Tracking Marc Newson‘s rise from student to superstar, Taschen’s new monograph simply titled “Marc Newson. Works” promises to be the most complete catalogue of the designer’s significant oeuvre. With text in English, French and German, the book chronologically traces his design language across categories from furniture to transportation. Newson, it turns out, is one hell of an experimenter. He touches on virtually every conceivable aspect of the built environment, with materials ranging from riveted aluminum and fiberglass to Carrara marble and thermo-polyurethane. Newson’s work bridges fine art and industrial production—just as fit for the Gagosian Gallery as it is for a Nike collaboration.
Totaling 609 full-color pages, it is clear from the outset that the book is a comprehensive collection. Newson’s first work—a series of impractical aluminum bracelets—is a far cry from his later efforts in futuristic transportation. His “Kelvin 40” (2004) is a recreational aircraft inspired by Andrei Tarkovsky’s film Solaris. Complete with stealth looks and a gaping void on the nose, it fits the bill of an alien machine. Another ambitious project is “Bodyjet” (2010), a jetpack complete with retractable landing gear and propulsion arms that emerge in massive tubes from the engine. While neither creation has entered production, Newson is almost uncannily adept at translating his sense of space from furniture to theoretical mechanics.

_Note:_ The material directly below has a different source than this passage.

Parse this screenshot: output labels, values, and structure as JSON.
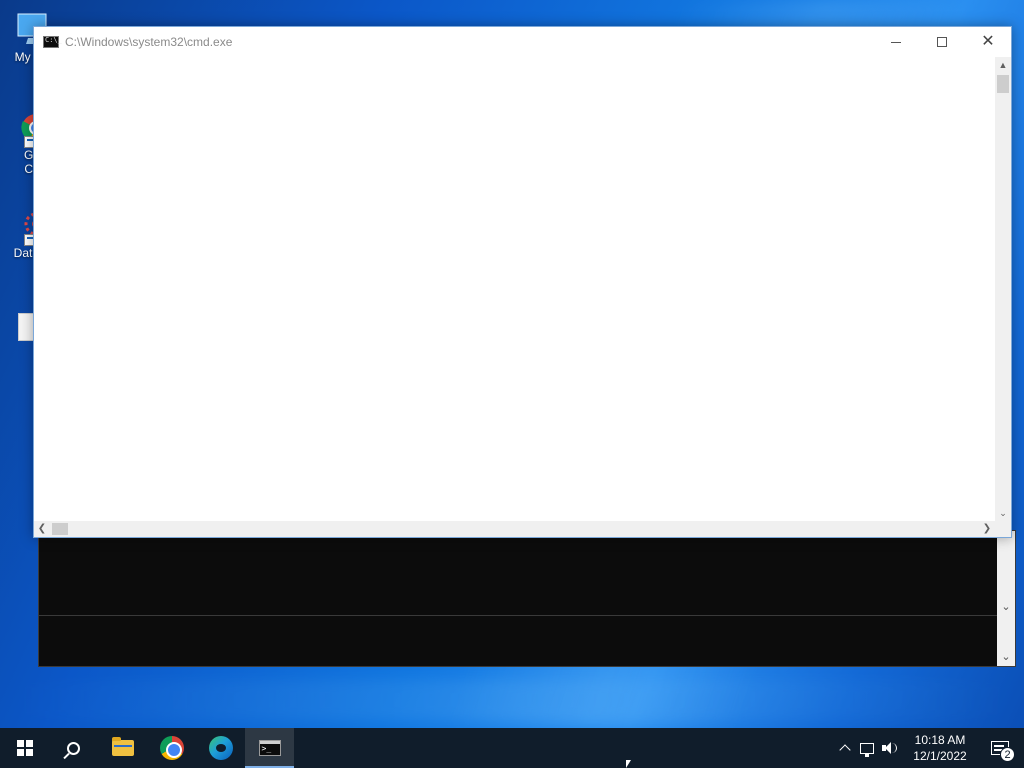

While much of Newson’s work was done as one-off experiments, his collaborations are likely to thank for his status as a household name. The “Zvezdochka Sneaker” (2004) is the product of his work with Nike. The shoe—inspired by the International Space Station—is meant as an ideal space shoe, with an injection-molded thermo-polyurethane shell around a bootie that works for both exercise and cabin lounging.
More recently, Newson worked with Pentax to create the K-01 digital camera that rocked the tech and design worlds. Reflecting on the K-01’s boxy design, Newson says, “When form becomes arbitrary, surfaces become nebulous and lose their logic. I think they become gratuitous.”
In the world of fine art, Newson is probably best remembered for the Gagosian Exhibitions (2007-2008). The massive collection exemplifies the common thread of space and void as well as the designer’s preoccupation with exposing the interior of forms. The “Voronoi Shelf” was part of this exhibition, created from a five metric-ton block of Carrara marble and cut with computer-generated Voronoi cells. The degree of complexity, the proportions and delicacy of the piece all serve to showcase Newson’s unique design aesthetic.